D. Catechetical refocus – We have tended to teach the faith more as an academic subject than as a relationship. And hence we have focused on and measure success based on whether we can do things like list the seven gifts of the Spirit or the four marks of the Church. Certainly there is content that must be mastered, but without relationship to Jesus, most people lose command of the facts shortly after the test.
We need to begin with relationship. We need to get people (children and adults) excited about Jesus and joyful about what He has done. Then the motivation to learn will come naturally.
Back in the late 1960s I became a fan of Star Trek. Captain James Tiberius Kirk was all the world to me. Even though he was a fictional character, I wanted to know all about him: where he was born, what he did, and what he thought. When I discovered the actor who played Kirk, I joined the William Shatner fan club. Then I wanted to know all about Shatner: what he thought about important issues, when he was born, and what his favorite hobbies were.

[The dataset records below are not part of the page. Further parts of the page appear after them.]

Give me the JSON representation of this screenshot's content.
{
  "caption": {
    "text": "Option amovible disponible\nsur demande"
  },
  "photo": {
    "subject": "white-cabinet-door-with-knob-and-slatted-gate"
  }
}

Fascination drew me to a mastery of all sorts of facts about Captain Kirk and William Shatner. You didn’t have to make me learn this stuff; I sought it out eagerly!
Do people think this way about Jesus? Usually not. And why not? Because we do very little to cultivate this fascination and joy. We teach more about structures, rules, and distinctions than about Jesus. Although our intellectual tradition is important and essential, without starting from a relational interest, we might as well be attempting to build on no foundation at all.
Jesus said, “Come and see” as an initiation. The details of the creed came later and were important, but relationship was first. Friendship precedes all the facts; they can come later.
Where in our catechism do we inculcate a love for, respect of, and fascination with Jesus?
E. Come on, Testify! – Catholics are terrible at testimony and witness. What is your story? How did you meet Jesus? What has He done in your life? What is He doing in your life now? Have your children ever heard you say that you love Jesus? Do they know what He has done for you? Do parishioners ever hear their priests testify? Arguments and proof have their place, but without personal testimony and conviction, these truths remain abstractions.
There may come a time when, through argument, you are actually get someone to “buy in.” But then comes the tough question: “Well, that’s all good news, but how do I know it’s true?” And that is when you have to be able to answer, convincingly, “Look at me!” It’s not enough to state the facts and to quote others. You have to know what you’re talking about, and relate it personally and convincingly to others.
The bottom line is that we have to be converted, and having experienced conversion, go forth as those who know the Lord, not just know about Him.